Wednesday’s Word: Affinity Fraud

By Dylan Donley, Spring 2014 Graduate Research Assistant

Affinity fraud refers to investment scams that prey upon members of identifiable groups, such as religious, ethnic, or military communities, the elderly, or professional groups, by pretending to be or actually being a member of such groups. Affinity fraudsters seek to manipulate the trust, friendship, and esprit de corps found in close-knit groups and use it to their advantage to sell fraudulent investments. In some cases, affinity fraudsters even enlist respected community, religious, or military leaders from within a group to spread the word about a scam and convince other members that a fraudulent investment is legitimate.

For more information about affinity fraud, read more here, here and here.

Wednesday’s Word: Mediation

By Dylan Donley, Spring 2014 Graduate Research Assistant

Mediation is an informal, voluntary process in which a neutral (i.e., the mediator) chosen by both parties facilitates negotiations between the disputing parties. Unlike arbitration, mediation is not considered binding. If the parties agree to mediate, they will not give up any right to arbitrate or litigate if they are unable to agree and come to a satisfactory conclusion.

Wednesday’s Word: Neutral

By Dylan Donley, Spring 2014 Graduate Research Assistant

The term neutral as used in terms of FINRA arbitrators and mediators, refers to a mutually agreed upon impartial intermediary that has no financial, official, or personal interest in the investment dispute over which the parties are being requested to proceed. FINRA Rule 12405(a) states the type of disclosures a FINRA arbitrator must make if there are circumstances which might preclude the arbitrator from rendering an objective and impartial determination in the proceeding.
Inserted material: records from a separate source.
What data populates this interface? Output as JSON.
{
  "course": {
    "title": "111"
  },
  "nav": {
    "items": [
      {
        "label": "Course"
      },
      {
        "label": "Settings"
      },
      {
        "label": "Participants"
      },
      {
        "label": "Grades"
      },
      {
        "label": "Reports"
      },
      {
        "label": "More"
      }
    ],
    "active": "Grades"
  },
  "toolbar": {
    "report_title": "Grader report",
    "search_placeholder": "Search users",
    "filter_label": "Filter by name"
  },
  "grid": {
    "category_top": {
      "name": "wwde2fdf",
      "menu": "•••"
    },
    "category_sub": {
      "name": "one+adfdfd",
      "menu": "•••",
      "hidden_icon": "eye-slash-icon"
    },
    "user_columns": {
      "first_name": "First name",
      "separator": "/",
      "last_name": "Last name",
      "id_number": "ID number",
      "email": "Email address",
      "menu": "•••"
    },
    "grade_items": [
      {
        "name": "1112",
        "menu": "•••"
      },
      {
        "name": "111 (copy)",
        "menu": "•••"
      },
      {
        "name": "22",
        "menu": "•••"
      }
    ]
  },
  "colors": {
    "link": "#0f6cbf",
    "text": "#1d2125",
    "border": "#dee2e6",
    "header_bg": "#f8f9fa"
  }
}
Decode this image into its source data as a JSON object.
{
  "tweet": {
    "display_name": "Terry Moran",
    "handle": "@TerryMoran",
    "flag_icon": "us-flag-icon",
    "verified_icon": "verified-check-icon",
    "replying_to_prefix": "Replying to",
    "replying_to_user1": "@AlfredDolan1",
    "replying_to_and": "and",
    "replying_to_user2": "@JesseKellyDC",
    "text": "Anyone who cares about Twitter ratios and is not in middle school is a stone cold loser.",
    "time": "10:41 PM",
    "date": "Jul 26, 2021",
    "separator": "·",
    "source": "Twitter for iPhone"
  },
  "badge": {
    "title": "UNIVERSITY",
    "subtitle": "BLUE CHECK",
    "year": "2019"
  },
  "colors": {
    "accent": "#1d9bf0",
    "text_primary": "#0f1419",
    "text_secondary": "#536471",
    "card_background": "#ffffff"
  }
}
Wednesday’s Word: Arbitration

By Dylan Donley, Spring 2014 Graduate Research Assistant

Arbitration is a form of alternative dispute resolution in which consists of a hearing and the determination of a dispute or settling of differences between parties by a person or panel of people mutually agreed upon by the parties. In terms of arbitration relating to investment disputes, FINRA has a specific arbitration process by which investors are able to have their investment disputes against their brokers or dealers heard and resolved by an arbitrator or panel of arbitrators. The results of arbitration are binding on both parties.

For more information about the FINRA securities arbitration process, read more here.

Wednesday’s Word: BrokerCheck

By Dylan Donley, Spring 2014 Graduate Research Assistant

BrokerCheck is a free publicly accessible FINRA database that allows investors to research the educational and professional backgrounds of current and former brokers and brokerage firms registered by FINRA. BrokerCheck includes information such as current licensing status and history, employment history, and, if any, reported regulatory, customer dispute, criminal and other relevant matters. It is a useful tool for all potential investors to use before making any investment decisions with a particular broker or brokerage firm.

For more information about BrokerCheck, read more here and here.